- AVAILABLE DATA:

══════

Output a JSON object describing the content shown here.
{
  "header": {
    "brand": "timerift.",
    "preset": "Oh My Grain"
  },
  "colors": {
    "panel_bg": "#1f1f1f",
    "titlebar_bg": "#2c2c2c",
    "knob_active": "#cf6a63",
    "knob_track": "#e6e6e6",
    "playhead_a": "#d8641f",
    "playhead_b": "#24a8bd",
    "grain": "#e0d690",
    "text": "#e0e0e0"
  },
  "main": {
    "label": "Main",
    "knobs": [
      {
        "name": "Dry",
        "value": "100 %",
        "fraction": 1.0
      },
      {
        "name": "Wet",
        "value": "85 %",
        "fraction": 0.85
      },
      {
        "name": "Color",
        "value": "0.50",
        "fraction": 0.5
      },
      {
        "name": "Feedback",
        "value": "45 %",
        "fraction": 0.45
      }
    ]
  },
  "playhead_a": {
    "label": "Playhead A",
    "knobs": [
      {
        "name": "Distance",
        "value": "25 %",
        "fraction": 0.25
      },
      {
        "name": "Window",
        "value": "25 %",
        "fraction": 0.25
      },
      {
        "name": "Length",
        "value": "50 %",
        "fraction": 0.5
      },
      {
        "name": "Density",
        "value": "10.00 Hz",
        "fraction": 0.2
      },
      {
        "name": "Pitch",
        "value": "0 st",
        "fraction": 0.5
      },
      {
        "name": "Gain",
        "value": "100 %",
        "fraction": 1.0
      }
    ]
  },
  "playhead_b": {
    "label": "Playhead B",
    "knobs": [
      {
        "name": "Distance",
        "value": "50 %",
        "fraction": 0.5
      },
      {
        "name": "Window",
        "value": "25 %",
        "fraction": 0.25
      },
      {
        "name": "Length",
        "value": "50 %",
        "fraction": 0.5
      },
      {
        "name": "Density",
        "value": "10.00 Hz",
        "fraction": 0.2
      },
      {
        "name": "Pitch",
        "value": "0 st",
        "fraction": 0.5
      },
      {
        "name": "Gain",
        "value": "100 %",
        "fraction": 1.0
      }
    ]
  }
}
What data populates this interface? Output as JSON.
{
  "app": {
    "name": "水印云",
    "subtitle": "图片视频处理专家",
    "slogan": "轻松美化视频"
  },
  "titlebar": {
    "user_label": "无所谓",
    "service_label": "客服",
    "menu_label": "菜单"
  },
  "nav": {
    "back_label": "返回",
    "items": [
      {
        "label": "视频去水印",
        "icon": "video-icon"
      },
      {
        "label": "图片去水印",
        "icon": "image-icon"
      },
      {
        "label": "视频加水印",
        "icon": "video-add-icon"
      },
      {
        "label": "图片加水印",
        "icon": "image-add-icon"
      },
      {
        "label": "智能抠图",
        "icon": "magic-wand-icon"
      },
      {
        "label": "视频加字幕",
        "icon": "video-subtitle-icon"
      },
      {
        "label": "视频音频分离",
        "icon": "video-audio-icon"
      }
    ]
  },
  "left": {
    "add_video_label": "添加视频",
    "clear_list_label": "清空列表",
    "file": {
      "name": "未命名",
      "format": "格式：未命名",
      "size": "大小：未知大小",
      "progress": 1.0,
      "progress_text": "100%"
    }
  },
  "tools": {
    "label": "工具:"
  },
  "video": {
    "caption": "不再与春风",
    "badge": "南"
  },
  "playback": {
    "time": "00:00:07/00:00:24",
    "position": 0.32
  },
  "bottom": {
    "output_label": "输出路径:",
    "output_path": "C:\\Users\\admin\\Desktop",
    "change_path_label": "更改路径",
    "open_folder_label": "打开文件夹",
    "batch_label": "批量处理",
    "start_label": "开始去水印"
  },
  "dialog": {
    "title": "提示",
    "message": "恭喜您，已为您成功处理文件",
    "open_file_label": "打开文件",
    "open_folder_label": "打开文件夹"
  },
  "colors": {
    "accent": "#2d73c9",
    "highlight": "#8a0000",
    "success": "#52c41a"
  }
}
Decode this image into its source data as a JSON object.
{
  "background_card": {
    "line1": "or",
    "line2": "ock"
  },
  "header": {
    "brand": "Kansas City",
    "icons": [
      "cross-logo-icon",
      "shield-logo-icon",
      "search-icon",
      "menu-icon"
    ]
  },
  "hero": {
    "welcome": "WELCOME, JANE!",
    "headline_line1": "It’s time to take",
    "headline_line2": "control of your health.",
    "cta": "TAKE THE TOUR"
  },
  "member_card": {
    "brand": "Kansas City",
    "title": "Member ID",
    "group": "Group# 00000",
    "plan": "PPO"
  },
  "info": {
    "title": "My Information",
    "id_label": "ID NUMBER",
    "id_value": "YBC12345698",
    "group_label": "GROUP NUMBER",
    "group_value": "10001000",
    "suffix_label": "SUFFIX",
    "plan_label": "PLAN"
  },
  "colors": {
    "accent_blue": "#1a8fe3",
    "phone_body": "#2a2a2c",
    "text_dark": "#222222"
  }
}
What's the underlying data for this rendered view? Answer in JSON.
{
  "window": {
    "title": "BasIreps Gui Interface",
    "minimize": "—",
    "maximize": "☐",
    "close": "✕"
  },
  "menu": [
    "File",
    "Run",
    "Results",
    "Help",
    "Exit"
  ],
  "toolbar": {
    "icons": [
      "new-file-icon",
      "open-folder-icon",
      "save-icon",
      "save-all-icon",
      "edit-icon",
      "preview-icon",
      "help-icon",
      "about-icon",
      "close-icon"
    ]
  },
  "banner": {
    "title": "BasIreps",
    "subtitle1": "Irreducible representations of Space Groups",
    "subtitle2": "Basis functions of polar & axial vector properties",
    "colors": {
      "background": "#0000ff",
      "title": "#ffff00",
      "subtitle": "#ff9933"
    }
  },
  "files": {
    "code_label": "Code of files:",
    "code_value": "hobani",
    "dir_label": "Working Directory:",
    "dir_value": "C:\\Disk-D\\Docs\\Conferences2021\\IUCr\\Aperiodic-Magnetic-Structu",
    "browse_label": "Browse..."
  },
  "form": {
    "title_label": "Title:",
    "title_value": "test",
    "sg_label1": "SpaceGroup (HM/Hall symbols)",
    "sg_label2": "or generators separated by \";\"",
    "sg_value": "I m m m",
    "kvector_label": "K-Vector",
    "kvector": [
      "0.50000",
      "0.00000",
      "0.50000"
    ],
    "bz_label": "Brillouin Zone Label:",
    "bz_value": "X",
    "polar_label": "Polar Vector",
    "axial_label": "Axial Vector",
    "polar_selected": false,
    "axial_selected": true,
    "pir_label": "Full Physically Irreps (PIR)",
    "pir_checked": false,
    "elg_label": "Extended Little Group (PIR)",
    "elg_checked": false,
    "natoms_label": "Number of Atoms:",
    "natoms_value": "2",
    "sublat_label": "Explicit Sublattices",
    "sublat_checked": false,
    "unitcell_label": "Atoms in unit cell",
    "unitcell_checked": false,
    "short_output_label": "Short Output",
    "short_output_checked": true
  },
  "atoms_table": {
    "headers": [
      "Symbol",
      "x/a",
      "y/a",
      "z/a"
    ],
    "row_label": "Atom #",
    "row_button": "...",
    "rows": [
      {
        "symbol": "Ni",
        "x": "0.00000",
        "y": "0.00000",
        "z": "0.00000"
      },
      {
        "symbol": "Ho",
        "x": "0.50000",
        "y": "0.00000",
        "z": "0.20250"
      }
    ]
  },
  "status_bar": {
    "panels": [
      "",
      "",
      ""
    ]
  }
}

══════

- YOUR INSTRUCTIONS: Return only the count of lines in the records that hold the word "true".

- ANSWER TO THE EXERCISE: 2